To do:
Filtering the records below, copy only those lines that include the word "true".

Content starts

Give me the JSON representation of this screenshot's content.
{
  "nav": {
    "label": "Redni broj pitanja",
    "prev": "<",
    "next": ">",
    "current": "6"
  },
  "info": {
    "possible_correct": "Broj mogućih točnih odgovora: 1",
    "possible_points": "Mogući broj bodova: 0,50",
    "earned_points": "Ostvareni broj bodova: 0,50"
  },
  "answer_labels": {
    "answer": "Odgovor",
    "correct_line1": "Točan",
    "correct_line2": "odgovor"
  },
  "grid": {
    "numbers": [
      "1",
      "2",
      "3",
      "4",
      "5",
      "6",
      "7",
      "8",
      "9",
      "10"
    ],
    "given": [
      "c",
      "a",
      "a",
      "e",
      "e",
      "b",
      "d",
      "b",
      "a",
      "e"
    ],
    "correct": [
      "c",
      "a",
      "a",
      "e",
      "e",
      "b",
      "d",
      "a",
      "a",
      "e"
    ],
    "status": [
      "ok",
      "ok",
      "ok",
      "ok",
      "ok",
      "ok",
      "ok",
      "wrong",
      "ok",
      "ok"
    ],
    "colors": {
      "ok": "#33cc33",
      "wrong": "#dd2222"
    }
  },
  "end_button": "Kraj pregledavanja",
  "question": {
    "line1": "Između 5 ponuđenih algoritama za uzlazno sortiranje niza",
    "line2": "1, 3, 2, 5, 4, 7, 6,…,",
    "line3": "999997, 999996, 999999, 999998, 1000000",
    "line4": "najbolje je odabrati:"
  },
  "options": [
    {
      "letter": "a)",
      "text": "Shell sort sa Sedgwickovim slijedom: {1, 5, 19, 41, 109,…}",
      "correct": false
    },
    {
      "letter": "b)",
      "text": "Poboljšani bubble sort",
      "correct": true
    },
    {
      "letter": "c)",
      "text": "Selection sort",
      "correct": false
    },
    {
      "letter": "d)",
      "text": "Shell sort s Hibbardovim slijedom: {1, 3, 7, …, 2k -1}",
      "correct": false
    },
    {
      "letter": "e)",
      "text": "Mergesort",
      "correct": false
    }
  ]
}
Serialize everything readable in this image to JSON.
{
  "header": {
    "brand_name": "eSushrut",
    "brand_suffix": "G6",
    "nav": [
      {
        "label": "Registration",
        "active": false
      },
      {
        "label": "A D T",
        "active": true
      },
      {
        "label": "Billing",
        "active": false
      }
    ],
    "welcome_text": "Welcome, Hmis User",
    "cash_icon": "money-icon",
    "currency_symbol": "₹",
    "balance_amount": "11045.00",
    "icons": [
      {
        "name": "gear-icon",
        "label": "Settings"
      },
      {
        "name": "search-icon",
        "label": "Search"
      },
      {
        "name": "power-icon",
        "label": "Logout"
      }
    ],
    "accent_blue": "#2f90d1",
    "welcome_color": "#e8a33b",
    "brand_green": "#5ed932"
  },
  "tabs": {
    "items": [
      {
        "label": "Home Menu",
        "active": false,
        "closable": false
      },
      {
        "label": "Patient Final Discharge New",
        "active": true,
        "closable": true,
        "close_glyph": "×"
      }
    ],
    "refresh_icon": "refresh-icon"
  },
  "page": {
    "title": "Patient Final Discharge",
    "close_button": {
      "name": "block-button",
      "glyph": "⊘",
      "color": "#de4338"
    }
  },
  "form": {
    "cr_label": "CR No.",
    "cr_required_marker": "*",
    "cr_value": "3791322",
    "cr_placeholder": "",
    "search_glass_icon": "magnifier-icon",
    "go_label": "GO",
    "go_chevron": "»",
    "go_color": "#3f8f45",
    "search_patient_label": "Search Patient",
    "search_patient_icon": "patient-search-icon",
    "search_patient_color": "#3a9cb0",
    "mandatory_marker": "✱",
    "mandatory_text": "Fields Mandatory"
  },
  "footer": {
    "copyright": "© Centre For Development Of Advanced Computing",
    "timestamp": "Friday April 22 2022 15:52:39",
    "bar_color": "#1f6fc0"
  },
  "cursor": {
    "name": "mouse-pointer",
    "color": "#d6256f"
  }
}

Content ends

Response box:
      "correct": true
        "active": true
        "active": true,
        "closable": true,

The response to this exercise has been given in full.